The spirited search for a snared rhino bull
(A version of this article was originally published in The Horn, Autumn 2013. Author: Samar Ntalamia Programmes Manager, Big Life Foundation)
One Monday morning in March this year, my colleague Anthony was going through camera trap photos and was left agape. On his screen was a photo of a rhino with a wire snare round its neck.
A closer look showed that he was a bull. Later photos showed the same rhino, visiting the water hole, with the wire snare digging deeper into his neck. A frenzy of activity soon kicked off as units of Big Life ranger teams, along with Kenya Wildlife Service (KWS) rangers set out into the lava-strewn thicket that covers most of the Eastern black rhinos’ range.
The teams had one goal in mind: find the rhino bull and then call in the vet to dart the animal and remove the wire. The bull was so strong that he had snapped the wire snare from the tree, but was left with a piece trailing from his neck. And every time he walked, he would step on the wire and it would dig deeper into his neck. In addition to the teams in the bush, several sentries were posted to an Observation Post to try to sight the rhino.
As the days passed, with rangers going out in dawn-to-dusk searches, it became very clear that this would not be an easy task. The excitement began to wear off in the first week, and bouts of frustration would really bite after unsuccessful day-long searches. What started off as an exciting walk turned into a trudge, only now and then punctuated by moments of excitement, when the ranger teams thought they had found the rhino bull, only for it to be another rhino.
Among the Maasai, the rhino is famed for pace, fury, strong sense of smell and aggression.
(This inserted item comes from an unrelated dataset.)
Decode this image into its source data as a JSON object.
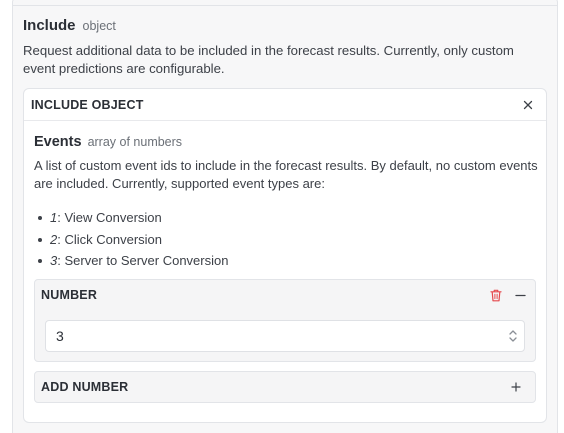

When a rhino charges, it moves in a bee line, and does not return to a point after passing it. After nearly 10 days of non-stop searching, the rangers found scratch marks of the wire cable. This confirmed beyond doubt that these were his tracks, which boosted the rangers’ morale. After an hour of searching, one of the trackers stopped and pointed at some dark, rounded protrusion in the bushes.
There was a hush as the vet and rangers crept forward on their bellies, inching slowly towards the rhino. Then, when the vet was just about to take aim with the dart gun, a sudden change of wind alerted the rhino and he exploded away. The search was back to the beginning.
Over the next few days, heavy rainfall washed away many leads, making tracking even more difficult. Sometimes, after a few hours of searching, the impenetrable bush stopped the rangers dead in their tracks. The rangers had only their grit to see them through.
It took the combined efforts of ground-based ranger search teams, as well as aerial support of a chopper and the Super Cub to eventually find and dart the rhino. By this time, the once-rounded rhino bull, was emaciated, weak and on his last legs.
The wire cable had cut down to the bones of his neck, severing tendons and filled, by this stage, with deep infection and maggots. There was nothing anyone could have done to save him; at least his death saved us the decision of having to put him down.
We are grateful to the following donors for recent grants for Big Life Foundation: USFWS RTCF ($89,829); Chester Zoo’s Act for Wildlife (£15,000), the Ernest Kleinwort Charitable Trust £5,000); Treasure Trust (£2,000); Amnéville Zoo (10,000 euros) and rhino’s energy drinks (2,000 euros). We also gave $16,119 from our core funds. These grants are helping cover ongoing rhino monitoring and protection costs, as well the creation of a second waterhole, deeper inside the Chyulu Hills National Park.